Iraqi Prime Minister Nouri al-Maliki said in a published report that he wishes he could leave office before his four-year term is up and would not run again.
"I didn't want to take this position," al-Maliki told the Wall Street Journal in an interview published on Wednesday.
"I only agreed because I thought it would serve the national interest, and I will not accept it again."
Al-Maliki became prime minister in May 2006, and his time in office has been defined by a surge in sectarian violence and lack of progress in improving services, curbing soaring unemployment and fighting crime.
A confidential White House memo leaked in November questioned his ability to deal with the violence, and the Iraq Study Group report, prepared by a bipartisan commission, recommended that Washington should reduce military and political support to his government if it fails to make progress in curbing the violence.
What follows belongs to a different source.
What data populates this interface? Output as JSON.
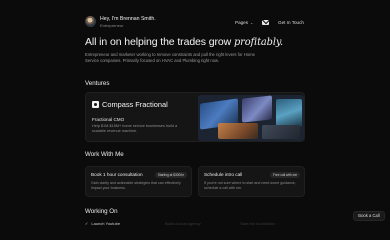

Al-Maliki said it was "impossible" that he would serve a second term.
"I wish I could be done with it even before the end of this term," he said in the interview, which was conducted December 24.
"I would like to serve my people from outside the circle of senior officials, maybe through the parliament, or through working directly with the people."
Al-Maliki heads a national unity government that includes Shiites, Sunni Arabs and Kurds.
He said disharmony within the coalition has made his tenure difficult, adding that after decades of rule by Sunnis, they have not accepted the Shiite majority role.